Each line of the data below that holds the word "Counter" is to be reported in full.

+++ Data shown +++

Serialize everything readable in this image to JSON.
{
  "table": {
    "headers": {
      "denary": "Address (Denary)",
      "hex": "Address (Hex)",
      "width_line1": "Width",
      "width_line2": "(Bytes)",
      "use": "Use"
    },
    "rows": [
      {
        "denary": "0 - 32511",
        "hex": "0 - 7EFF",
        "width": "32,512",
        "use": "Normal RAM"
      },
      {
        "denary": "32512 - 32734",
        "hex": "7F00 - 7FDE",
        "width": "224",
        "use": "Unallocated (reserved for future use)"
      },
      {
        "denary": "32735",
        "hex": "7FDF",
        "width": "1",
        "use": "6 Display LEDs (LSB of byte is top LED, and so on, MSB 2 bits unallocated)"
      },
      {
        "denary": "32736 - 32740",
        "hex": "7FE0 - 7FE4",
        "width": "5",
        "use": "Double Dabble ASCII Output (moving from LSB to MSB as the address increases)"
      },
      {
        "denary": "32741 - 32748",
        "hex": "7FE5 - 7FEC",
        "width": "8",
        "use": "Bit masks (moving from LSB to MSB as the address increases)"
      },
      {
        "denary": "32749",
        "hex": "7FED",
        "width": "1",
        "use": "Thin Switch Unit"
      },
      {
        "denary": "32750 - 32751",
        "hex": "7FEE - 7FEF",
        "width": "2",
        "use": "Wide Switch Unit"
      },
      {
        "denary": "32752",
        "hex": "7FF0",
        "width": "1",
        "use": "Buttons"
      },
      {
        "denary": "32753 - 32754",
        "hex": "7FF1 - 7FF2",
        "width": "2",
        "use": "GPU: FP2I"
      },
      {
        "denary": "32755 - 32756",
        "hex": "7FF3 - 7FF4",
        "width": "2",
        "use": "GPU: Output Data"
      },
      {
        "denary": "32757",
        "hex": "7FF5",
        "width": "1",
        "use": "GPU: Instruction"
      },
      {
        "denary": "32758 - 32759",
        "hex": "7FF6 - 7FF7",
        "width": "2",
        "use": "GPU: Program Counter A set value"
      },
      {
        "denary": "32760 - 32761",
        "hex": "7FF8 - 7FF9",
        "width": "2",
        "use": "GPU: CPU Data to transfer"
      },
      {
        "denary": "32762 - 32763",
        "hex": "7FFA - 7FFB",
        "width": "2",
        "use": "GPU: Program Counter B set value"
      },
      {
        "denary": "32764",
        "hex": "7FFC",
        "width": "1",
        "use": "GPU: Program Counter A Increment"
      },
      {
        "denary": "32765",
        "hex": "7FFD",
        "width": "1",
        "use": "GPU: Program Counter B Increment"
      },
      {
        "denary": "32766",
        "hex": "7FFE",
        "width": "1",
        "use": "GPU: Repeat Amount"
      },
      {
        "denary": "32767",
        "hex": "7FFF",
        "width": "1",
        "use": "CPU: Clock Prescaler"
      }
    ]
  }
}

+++

Solution to this problem:
        "use": "GPU: Program Counter A set value"
        "use": "GPU: Program Counter B set value"
        "use": "GPU: Program Counter A Increment"
        "use": "GPU: Program Counter B Increment"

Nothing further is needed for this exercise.